There is a lot to say about each of these diverse performances, initiatives and events, but in my opinion the main bill of autumn 2022 goes to the two-day “Festival SOUM – Soirée de co-création Franco-Coréenne”. Festival SOUM is a (South) Korean contemporary dance ensemble. The soirée revolved around mixing Korean and local movement artists in short co-creative residencies and producing the results on the first evening – the artists had no prior experience with each other – and the next day with pieces from the visitors’ repertoire. It was a decided audience and an aesthetic success.
Both a distant image of dance performance innovation and an echo of Regard’s “dance performance for all” mission, the two-day soirée held a made-in-Korea mirror for much of what the studio is trying to accomplish on its own turf.
Aside from a general hunger for novelty, people from the European cultural sphere seem open to cultural productions with a Korean perspective – see the film Parasite or the TV series Squid Game. Why not contemporary live performance?
Like Taiwan, another place rooted in a strong and vibrant traditional culture that has managed to transform itself into a liberal society, Korea seems to be a hot spot for global contemporary culture. In contrast to contemporary work from Taiwan, the only live performance from Korea I had the pleasure of seeing prior to Regard du Cygne’s program was Gangnam Style’s version of Zumba – all by itself.

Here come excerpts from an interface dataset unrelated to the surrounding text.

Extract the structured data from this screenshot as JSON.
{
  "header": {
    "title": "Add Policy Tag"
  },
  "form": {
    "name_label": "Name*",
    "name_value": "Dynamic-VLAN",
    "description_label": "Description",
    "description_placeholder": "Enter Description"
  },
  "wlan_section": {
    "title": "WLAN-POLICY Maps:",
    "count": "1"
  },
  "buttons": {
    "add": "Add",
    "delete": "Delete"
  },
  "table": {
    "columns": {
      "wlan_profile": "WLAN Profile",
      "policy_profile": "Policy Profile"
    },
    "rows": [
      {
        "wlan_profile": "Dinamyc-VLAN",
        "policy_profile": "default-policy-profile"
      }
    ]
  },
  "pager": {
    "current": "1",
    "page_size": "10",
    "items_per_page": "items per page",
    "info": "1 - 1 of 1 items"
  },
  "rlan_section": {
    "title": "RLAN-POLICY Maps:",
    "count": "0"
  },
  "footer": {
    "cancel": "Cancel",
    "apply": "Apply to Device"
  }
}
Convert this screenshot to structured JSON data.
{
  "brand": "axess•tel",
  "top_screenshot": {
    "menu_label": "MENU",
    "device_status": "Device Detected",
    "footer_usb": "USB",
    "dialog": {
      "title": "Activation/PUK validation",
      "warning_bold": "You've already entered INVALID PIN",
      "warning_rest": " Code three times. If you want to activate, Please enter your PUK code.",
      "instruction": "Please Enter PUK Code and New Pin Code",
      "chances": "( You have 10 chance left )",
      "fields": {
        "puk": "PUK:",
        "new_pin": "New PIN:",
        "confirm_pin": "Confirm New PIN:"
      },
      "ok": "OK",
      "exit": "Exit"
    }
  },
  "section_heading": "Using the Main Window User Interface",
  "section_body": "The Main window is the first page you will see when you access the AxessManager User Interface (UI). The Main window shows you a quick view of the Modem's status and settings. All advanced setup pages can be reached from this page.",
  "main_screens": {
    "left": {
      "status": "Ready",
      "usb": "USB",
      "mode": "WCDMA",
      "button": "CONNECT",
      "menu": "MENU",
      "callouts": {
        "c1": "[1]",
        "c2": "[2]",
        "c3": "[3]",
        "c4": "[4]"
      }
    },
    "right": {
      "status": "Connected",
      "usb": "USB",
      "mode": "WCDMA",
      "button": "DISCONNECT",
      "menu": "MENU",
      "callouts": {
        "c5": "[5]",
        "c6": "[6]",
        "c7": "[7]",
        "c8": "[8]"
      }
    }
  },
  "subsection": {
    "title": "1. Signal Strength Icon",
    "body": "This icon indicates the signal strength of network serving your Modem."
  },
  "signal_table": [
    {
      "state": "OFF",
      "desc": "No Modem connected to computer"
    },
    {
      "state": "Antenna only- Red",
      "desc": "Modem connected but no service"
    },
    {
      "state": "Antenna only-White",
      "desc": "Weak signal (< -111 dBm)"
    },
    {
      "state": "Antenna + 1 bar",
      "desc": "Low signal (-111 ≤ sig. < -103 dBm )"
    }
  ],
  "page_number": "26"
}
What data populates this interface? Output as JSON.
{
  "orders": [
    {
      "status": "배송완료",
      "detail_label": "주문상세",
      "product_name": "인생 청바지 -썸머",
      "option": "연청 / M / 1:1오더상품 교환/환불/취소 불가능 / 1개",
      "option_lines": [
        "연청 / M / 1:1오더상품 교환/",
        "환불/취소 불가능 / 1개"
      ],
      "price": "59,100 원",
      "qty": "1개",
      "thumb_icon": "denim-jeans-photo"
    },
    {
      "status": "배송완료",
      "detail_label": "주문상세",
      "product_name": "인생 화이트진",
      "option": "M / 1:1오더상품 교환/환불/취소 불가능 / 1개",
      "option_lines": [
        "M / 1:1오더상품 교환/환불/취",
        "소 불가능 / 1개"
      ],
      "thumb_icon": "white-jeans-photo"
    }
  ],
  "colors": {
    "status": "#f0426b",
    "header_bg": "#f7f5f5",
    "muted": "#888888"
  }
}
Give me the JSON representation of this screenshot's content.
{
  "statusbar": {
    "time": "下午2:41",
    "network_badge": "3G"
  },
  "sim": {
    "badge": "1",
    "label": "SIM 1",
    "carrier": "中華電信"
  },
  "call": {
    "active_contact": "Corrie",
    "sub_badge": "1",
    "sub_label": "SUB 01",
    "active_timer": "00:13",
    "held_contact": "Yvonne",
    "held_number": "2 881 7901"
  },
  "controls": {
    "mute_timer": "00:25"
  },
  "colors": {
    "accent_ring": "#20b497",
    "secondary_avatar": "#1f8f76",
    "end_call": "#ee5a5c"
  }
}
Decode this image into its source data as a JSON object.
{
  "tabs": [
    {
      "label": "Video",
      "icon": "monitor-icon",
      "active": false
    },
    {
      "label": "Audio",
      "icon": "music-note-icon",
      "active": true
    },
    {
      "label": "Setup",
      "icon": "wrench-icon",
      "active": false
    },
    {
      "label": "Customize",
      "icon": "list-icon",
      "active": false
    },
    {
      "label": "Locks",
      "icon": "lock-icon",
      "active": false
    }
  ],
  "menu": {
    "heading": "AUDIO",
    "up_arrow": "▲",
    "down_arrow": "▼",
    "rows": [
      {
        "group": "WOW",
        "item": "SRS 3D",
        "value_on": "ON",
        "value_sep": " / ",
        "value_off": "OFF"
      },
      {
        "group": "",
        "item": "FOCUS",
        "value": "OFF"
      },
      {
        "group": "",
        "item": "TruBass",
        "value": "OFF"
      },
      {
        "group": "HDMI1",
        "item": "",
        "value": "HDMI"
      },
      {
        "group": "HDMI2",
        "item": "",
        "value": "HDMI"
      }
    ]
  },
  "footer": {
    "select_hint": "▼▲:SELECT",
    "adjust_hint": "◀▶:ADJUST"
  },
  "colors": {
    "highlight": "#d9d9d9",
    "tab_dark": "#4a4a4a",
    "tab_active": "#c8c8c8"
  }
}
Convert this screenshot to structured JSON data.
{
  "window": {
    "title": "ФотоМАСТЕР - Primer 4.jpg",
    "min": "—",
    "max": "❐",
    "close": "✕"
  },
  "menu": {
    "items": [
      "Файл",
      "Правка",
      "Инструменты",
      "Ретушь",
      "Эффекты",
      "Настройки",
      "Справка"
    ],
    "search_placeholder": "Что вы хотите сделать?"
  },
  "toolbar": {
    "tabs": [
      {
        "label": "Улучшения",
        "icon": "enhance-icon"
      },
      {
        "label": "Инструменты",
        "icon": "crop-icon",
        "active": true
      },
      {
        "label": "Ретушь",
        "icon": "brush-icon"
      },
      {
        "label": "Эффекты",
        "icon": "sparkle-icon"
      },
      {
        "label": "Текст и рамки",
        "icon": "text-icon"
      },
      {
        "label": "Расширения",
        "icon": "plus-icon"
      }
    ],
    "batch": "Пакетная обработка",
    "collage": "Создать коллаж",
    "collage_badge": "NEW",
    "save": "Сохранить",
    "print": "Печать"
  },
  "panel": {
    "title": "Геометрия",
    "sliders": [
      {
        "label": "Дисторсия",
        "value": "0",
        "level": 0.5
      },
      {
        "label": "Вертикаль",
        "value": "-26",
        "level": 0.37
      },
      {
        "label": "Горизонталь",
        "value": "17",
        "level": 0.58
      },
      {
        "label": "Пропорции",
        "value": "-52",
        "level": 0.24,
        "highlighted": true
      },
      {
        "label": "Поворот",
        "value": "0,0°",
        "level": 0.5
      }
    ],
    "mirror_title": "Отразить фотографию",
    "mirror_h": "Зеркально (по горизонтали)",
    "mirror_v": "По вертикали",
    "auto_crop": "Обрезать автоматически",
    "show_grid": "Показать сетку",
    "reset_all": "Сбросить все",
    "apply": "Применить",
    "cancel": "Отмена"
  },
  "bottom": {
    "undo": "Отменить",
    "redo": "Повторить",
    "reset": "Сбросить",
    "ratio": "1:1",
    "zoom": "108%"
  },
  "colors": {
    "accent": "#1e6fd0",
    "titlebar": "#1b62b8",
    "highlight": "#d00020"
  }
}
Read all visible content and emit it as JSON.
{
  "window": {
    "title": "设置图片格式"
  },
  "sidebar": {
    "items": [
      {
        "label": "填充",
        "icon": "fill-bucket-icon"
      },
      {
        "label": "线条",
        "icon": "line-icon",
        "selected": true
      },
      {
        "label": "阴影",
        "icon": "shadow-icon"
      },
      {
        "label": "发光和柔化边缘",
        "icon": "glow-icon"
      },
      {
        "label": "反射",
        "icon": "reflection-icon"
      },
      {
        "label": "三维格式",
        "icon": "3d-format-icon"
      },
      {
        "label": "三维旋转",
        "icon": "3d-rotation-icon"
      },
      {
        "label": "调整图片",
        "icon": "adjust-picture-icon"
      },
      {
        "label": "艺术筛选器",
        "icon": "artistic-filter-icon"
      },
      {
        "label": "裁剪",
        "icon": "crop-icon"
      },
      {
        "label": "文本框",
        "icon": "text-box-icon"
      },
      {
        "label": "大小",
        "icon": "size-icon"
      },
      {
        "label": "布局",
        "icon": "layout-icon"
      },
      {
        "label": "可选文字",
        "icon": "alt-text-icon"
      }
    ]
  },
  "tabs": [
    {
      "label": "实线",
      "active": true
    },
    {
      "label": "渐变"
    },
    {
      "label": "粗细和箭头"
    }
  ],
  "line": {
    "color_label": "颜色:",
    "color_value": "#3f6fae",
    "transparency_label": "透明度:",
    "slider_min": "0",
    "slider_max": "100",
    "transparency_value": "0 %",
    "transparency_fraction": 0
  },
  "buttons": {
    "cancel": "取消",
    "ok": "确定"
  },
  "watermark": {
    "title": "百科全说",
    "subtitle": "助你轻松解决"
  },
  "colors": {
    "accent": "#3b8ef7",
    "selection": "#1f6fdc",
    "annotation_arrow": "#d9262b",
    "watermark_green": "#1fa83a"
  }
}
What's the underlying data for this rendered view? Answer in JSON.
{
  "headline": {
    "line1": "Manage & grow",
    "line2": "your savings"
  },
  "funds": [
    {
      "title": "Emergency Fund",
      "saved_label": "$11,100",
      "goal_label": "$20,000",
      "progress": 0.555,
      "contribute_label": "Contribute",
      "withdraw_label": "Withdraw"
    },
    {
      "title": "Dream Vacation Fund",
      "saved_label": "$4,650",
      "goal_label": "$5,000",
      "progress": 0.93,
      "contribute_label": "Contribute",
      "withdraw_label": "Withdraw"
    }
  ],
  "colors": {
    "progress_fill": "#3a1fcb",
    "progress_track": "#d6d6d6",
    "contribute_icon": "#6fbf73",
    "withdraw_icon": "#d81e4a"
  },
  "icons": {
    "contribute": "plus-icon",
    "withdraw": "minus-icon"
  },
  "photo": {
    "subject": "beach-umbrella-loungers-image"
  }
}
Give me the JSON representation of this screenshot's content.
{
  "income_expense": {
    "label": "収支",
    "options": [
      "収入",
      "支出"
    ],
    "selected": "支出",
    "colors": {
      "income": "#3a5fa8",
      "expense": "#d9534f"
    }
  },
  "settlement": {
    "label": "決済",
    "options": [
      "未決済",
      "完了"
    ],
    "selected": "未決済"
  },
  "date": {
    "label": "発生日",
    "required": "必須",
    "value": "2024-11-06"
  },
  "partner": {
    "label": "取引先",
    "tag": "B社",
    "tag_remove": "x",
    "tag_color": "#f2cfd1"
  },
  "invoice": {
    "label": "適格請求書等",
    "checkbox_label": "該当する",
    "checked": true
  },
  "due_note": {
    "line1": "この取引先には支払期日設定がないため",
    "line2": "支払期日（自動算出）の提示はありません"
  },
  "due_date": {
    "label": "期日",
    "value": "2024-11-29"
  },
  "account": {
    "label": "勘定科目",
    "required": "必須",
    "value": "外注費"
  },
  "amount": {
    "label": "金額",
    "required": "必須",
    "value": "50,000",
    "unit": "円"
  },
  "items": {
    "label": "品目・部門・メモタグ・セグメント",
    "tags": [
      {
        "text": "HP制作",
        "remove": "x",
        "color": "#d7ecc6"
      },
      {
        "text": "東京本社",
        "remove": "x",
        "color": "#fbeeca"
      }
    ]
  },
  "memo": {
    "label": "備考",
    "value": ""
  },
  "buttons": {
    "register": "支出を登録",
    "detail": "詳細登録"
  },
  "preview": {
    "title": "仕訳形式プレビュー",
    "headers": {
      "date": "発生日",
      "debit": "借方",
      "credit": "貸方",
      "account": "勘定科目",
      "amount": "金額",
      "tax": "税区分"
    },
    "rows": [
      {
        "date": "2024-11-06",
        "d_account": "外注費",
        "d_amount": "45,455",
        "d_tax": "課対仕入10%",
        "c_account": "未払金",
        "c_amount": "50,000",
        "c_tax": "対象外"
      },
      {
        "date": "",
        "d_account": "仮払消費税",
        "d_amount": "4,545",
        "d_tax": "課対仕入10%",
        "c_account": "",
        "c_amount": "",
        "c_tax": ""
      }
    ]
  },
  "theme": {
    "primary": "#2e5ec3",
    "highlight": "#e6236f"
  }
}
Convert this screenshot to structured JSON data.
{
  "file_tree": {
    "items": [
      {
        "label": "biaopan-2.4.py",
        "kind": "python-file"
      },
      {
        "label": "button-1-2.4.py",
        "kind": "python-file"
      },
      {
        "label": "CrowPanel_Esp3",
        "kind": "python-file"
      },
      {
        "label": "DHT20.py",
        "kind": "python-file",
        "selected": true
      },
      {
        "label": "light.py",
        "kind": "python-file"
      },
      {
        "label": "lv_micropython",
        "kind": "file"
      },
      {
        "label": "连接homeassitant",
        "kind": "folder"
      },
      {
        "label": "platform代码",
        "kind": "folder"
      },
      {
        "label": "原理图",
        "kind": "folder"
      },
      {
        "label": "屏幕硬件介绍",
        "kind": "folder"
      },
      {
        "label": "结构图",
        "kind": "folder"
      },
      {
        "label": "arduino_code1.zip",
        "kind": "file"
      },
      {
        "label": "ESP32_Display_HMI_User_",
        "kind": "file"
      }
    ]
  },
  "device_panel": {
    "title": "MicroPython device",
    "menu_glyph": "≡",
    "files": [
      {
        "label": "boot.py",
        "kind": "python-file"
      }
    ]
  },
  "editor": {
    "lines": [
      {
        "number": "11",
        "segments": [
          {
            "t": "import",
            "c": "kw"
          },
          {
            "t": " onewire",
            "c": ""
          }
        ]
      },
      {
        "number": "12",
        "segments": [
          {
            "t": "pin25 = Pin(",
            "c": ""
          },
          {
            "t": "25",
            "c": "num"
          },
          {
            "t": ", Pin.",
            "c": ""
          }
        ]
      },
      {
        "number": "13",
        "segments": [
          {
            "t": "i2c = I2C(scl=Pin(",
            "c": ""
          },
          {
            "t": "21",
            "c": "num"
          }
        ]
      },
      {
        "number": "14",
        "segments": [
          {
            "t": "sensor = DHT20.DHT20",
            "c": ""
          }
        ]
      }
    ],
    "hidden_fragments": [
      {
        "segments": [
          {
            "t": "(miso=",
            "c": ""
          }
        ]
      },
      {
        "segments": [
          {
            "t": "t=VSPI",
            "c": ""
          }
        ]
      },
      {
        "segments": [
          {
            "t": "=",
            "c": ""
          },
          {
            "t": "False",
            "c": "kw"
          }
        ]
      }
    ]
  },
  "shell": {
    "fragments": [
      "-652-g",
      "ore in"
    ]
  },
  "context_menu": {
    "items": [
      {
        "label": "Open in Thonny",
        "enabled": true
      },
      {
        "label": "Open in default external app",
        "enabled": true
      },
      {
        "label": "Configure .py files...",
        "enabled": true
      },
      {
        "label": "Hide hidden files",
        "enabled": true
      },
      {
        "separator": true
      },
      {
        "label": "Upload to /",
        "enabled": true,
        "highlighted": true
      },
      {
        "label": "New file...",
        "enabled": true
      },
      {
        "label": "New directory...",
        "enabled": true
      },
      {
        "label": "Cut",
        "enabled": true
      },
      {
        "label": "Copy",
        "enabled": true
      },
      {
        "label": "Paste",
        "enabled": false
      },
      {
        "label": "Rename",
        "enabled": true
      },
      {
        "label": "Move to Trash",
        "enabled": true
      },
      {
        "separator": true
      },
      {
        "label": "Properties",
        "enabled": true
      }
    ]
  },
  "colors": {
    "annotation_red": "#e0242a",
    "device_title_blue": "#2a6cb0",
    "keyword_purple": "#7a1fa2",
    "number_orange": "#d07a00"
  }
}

I think my situation regarding Korean live performance culture, let alone Korean contemporary dance, is pretty typical. Well, good job for my culture, Attention programmers.
“Couleurs” by Sun-Hoo Yoo, produced by Marco Chenevier for “Festival SOUM – Soirée de co-création Franco-Coréenne”, 2022, Regard du Cygne. Photo © Jean Gros Abadie
Whether in collaboration with locals or in previously developed work, loving and intriguing splashes of unknown culture graced the SOUM-inspired performance. But contemporary dance, Capital D, was clearly what happened for everyone, performers, choreographers and spectators alike. SOUM choreographers and performers are full owners of a “global” art of contemporary dance which, like breakdance or hip-hop, is a world dance mode, by definition exotic to no one and open to all.
As I said, the festival SOUM – Soirée de co-création Franco-Coréenne was an initiative with the right approach at the right time. Regard du Cygne was the right place for it.
Regard is one of the last dance venues, perhaps the last independent contemporary dance venue, in the Paris intramuros where you can still see ‘untested’ talent and movement art creativity. But the studio’s all-female management and staff are not only willing to check out and even risk what an untried creator has done, the venue is optimized for the task. Materially and morally, Regard du Cygne creates a sense of ‘being there’, which for me is the key to appreciating particularly new, untried work.
Regard du Cygne is a materialization of an intimate setting.
Railroad flat-style ticketing, reception, kitchen, and bar areas, as well as a well-planned event space of polished parquet, bare stone, and aged beams, are more than functional. The seating in good Lego-style stands is perfectly adequate for the usual dance performance, which lasts a little under an hour, is flexible and does not waste any space; Lights, sound, visuals and acoustics are as good as any.
An interior door at the top of the performance space leads into a building that serves as a backstage and as cloakrooms and storerooms. Perhaps most importantly, the building serves as the upper wall to the central cobbled courtyard. The courtyard is dotted with green, mostly flowering plants; Furnished with a few camp tables, chairs, and a bench, it’s a natural gathering place for viewers and creators alike.
Intimate, professional, unique, with deep roots in the Parisian contemporary dance performance scene, Regard du Cygne was the perfect venue for a debut of Korean contemporary dance performance.
I hope it will become a permanent anchor point for the SOUM festival